In America, the Aesthetic movement and Gothic taste had an influence on general design. The designs of the Englishman, Charles Eastlake, had a great influence on American furniture makers, although Eastlake was not pleased with all interpretations of his work. Known best as an architect, he actually took his architectural details for houses from his furnishings, which is the opposite of the normal process, where architectural style influences furniture design.
The Japanese influence can be seen in the works of James McNeil Whistler, L.C. Tiffany, and in the silver work of Tiffany and Company, as well as many other silver makers.
Some American jewelers adapted to Art Nouveau very well, and some of the finest jewelry produced in America is associated with this style and a period known as the Newark Renaissance. Newark, N.J. was a center for the jewelry industry and responsible for the majority of the fine jewelry produced from about 1890 through the 1930’s. While some of this occurred in the middle of the 19th century, it was in the last decade of the Victorian Era that Newark reached the pinnacle of jewelry design. By the end of the 19th century, communication between Europe and America had reached a fast pace, and there was much less of a lag time in adapting European styles to American production.

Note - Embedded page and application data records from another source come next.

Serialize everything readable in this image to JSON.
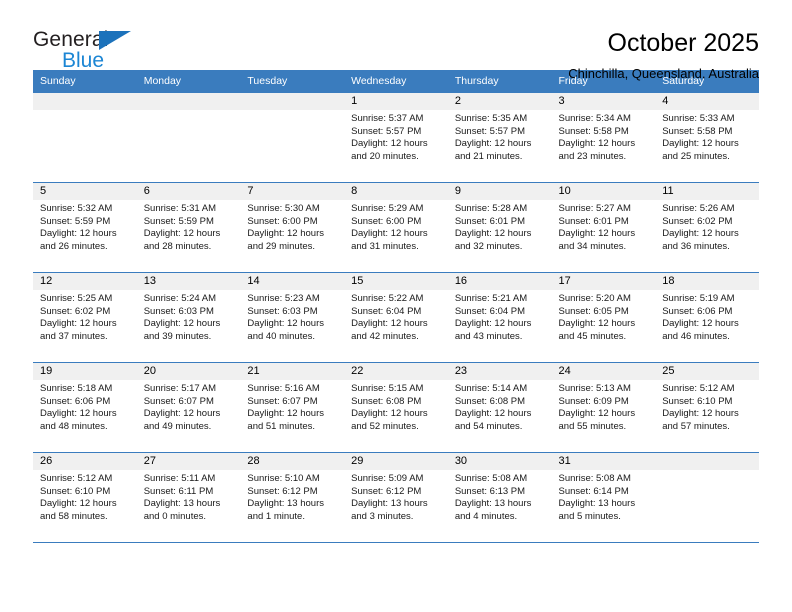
{
  "brand": {
    "name_top": "General",
    "name_bottom": "Blue",
    "color_dark": "#231f20",
    "color_blue": "#1c86d4",
    "triangle_color": "#1c72bb"
  },
  "header": {
    "title": "October 2025",
    "subtitle": "Chinchilla, Queensland, Australia"
  },
  "theme": {
    "header_row_bg": "#3a7cbe",
    "header_row_fg": "#ffffff",
    "daynum_band_bg": "#f0f0f0",
    "grid_line": "#3a7cbe"
  },
  "weekdays": [
    "Sunday",
    "Monday",
    "Tuesday",
    "Wednesday",
    "Thursday",
    "Friday",
    "Saturday"
  ],
  "weeks": [
    [
      {
        "day": "",
        "sunrise": "",
        "sunset": "",
        "daylight1": "",
        "daylight2": "",
        "empty": true
      },
      {
        "day": "",
        "sunrise": "",
        "sunset": "",
        "daylight1": "",
        "daylight2": "",
        "empty": true
      },
      {
        "day": "",
        "sunrise": "",
        "sunset": "",
        "daylight1": "",
        "daylight2": "",
        "empty": true
      },
      {
        "day": "1",
        "sunrise": "Sunrise: 5:37 AM",
        "sunset": "Sunset: 5:57 PM",
        "daylight1": "Daylight: 12 hours",
        "daylight2": "and 20 minutes."
      },
      {
        "day": "2",
        "sunrise": "Sunrise: 5:35 AM",
        "sunset": "Sunset: 5:57 PM",
        "daylight1": "Daylight: 12 hours",
        "daylight2": "and 21 minutes."
      },
      {
        "day": "3",
        "sunrise": "Sunrise: 5:34 AM",
        "sunset": "Sunset: 5:58 PM",
        "daylight1": "Daylight: 12 hours",
        "daylight2": "and 23 minutes."
      },
      {
        "day": "4",
        "sunrise": "Sunrise: 5:33 AM",
        "sunset": "Sunset: 5:58 PM",
        "daylight1": "Daylight: 12 hours",
        "daylight2": "and 25 minutes."
      }
    ],
    [
      {
        "day": "5",
        "sunrise": "Sunrise: 5:32 AM",
        "sunset": "Sunset: 5:59 PM",
        "daylight1": "Daylight: 12 hours",
        "daylight2": "and 26 minutes."
      },
      {
        "day": "6",
        "sunrise": "Sunrise: 5:31 AM",
        "sunset": "Sunset: 5:59 PM",
        "daylight1": "Daylight: 12 hours",
        "daylight2": "and 28 minutes."
      },
      {
        "day": "7",
        "sunrise": "Sunrise: 5:30 AM",
        "sunset": "Sunset: 6:00 PM",
        "daylight1": "Daylight: 12 hours",
        "daylight2": "and 29 minutes."
      },
      {
        "day": "8",
        "sunrise": "Sunrise: 5:29 AM",
        "sunset": "Sunset: 6:00 PM",
        "daylight1": "Daylight: 12 hours",
        "daylight2": "and 31 minutes."
      },
      {
        "day": "9",
        "sunrise": "Sunrise: 5:28 AM",
        "sunset": "Sunset: 6:01 PM",
        "daylight1": "Daylight: 12 hours",
        "daylight2": "and 32 minutes."
      },
      {
        "day": "10",
        "sunrise": "Sunrise: 5:27 AM",
        "sunset": "Sunset: 6:01 PM",
        "daylight1": "Daylight: 12 hours",
        "daylight2": "and 34 minutes."
      },
      {
        "day": "11",
        "sunrise": "Sunrise: 5:26 AM",
        "sunset": "Sunset: 6:02 PM",
        "daylight1": "Daylight: 12 hours",
        "daylight2": "and 36 minutes."
      }
    ],
    [
      {
        "day": "12",
        "sunrise": "Sunrise: 5:25 AM",
        "sunset": "Sunset: 6:02 PM",
        "daylight1": "Daylight: 12 hours",
        "daylight2": "and 37 minutes."
      },
      {
        "day": "13",
        "sunrise": "Sunrise: 5:24 AM",
        "sunset": "Sunset: 6:03 PM",
        "daylight1": "Daylight: 12 hours",
        "daylight2": "and 39 minutes."
      },
      {
        "day": "14",
        "sunrise": "Sunrise: 5:23 AM",
        "sunset": "Sunset: 6:03 PM",
        "daylight1": "Daylight: 12 hours",
        "daylight2": "and 40 minutes."
      },
      {
        "day": "15",
        "sunrise": "Sunrise: 5:22 AM",
        "sunset": "Sunset: 6:04 PM",
        "daylight1": "Daylight: 12 hours",
        "daylight2": "and 42 minutes."
      },
      {
        "day": "16",
        "sunrise": "Sunrise: 5:21 AM",
        "sunset": "Sunset: 6:04 PM",
        "daylight1": "Daylight: 12 hours",
        "daylight2": "and 43 minutes."
      },
      {
        "day": "17",
        "sunrise": "Sunrise: 5:20 AM",
        "sunset": "Sunset: 6:05 PM",
        "daylight1": "Daylight: 12 hours",
        "daylight2": "and 45 minutes."
      },
      {
        "day": "18",
        "sunrise": "Sunrise: 5:19 AM",
        "sunset": "Sunset: 6:06 PM",
        "daylight1": "Daylight: 12 hours",
        "daylight2": "and 46 minutes."
      }
    ],
    [
      {
        "day": "19",
        "sunrise": "Sunrise: 5:18 AM",
        "sunset": "Sunset: 6:06 PM",
        "daylight1": "Daylight: 12 hours",
        "daylight2": "and 48 minutes."
      },
      {
        "day": "20",
        "sunrise": "Sunrise: 5:17 AM",
        "sunset": "Sunset: 6:07 PM",
        "daylight1": "Daylight: 12 hours",
        "daylight2": "and 49 minutes."
      },
      {
        "day": "21",
        "sunrise": "Sunrise: 5:16 AM",
        "sunset": "Sunset: 6:07 PM",
        "daylight1": "Daylight: 12 hours",
        "daylight2": "and 51 minutes."
      },
      {
        "day": "22",
        "sunrise": "Sunrise: 5:15 AM",
        "sunset": "Sunset: 6:08 PM",
        "daylight1": "Daylight: 12 hours",
        "daylight2": "and 52 minutes."
      },
      {
        "day": "23",
        "sunrise": "Sunrise: 5:14 AM",
        "sunset": "Sunset: 6:08 PM",
        "daylight1": "Daylight: 12 hours",
        "daylight2": "and 54 minutes."
      },
      {
        "day": "24",
        "sunrise": "Sunrise: 5:13 AM",
        "sunset": "Sunset: 6:09 PM",
        "daylight1": "Daylight: 12 hours",
        "daylight2": "and 55 minutes."
      },
      {
        "day": "25",
        "sunrise": "Sunrise: 5:12 AM",
        "sunset": "Sunset: 6:10 PM",
        "daylight1": "Daylight: 12 hours",
        "daylight2": "and 57 minutes."
      }
    ],
    [
      {
        "day": "26",
        "sunrise": "Sunrise: 5:12 AM",
        "sunset": "Sunset: 6:10 PM",
        "daylight1": "Daylight: 12 hours",
        "daylight2": "and 58 minutes."
      },
      {
        "day": "27",
        "sunrise": "Sunrise: 5:11 AM",
        "sunset": "Sunset: 6:11 PM",
        "daylight1": "Daylight: 13 hours",
        "daylight2": "and 0 minutes."
      },
      {
        "day": "28",
        "sunrise": "Sunrise: 5:10 AM",
        "sunset": "Sunset: 6:12 PM",
        "daylight1": "Daylight: 13 hours",
        "daylight2": "and 1 minute."
      },
      {
        "day": "29",
        "sunrise": "Sunrise: 5:09 AM",
        "sunset": "Sunset: 6:12 PM",
        "daylight1": "Daylight: 13 hours",
        "daylight2": "and 3 minutes."
      },
      {
        "day": "30",
        "sunrise": "Sunrise: 5:08 AM",
        "sunset": "Sunset: 6:13 PM",
        "daylight1": "Daylight: 13 hours",
        "daylight2": "and 4 minutes."
      },
      {
        "day": "31",
        "sunrise": "Sunrise: 5:08 AM",
        "sunset": "Sunset: 6:14 PM",
        "daylight1": "Daylight: 13 hours",
        "daylight2": "and 5 minutes."
      },
      {
        "day": "",
        "sunrise": "",
        "sunset": "",
        "daylight1": "",
        "daylight2": "",
        "empty": true
      }
    ]
  ]
}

So, as can be seen, many styles extend, with or without major changes, over several periods within the Victorian era, and others will recur in different forms. We will cover these varying stylistic elements in detail in an upcoming installment, Victorian Jewelry Part III – Victorian Style and Revivals.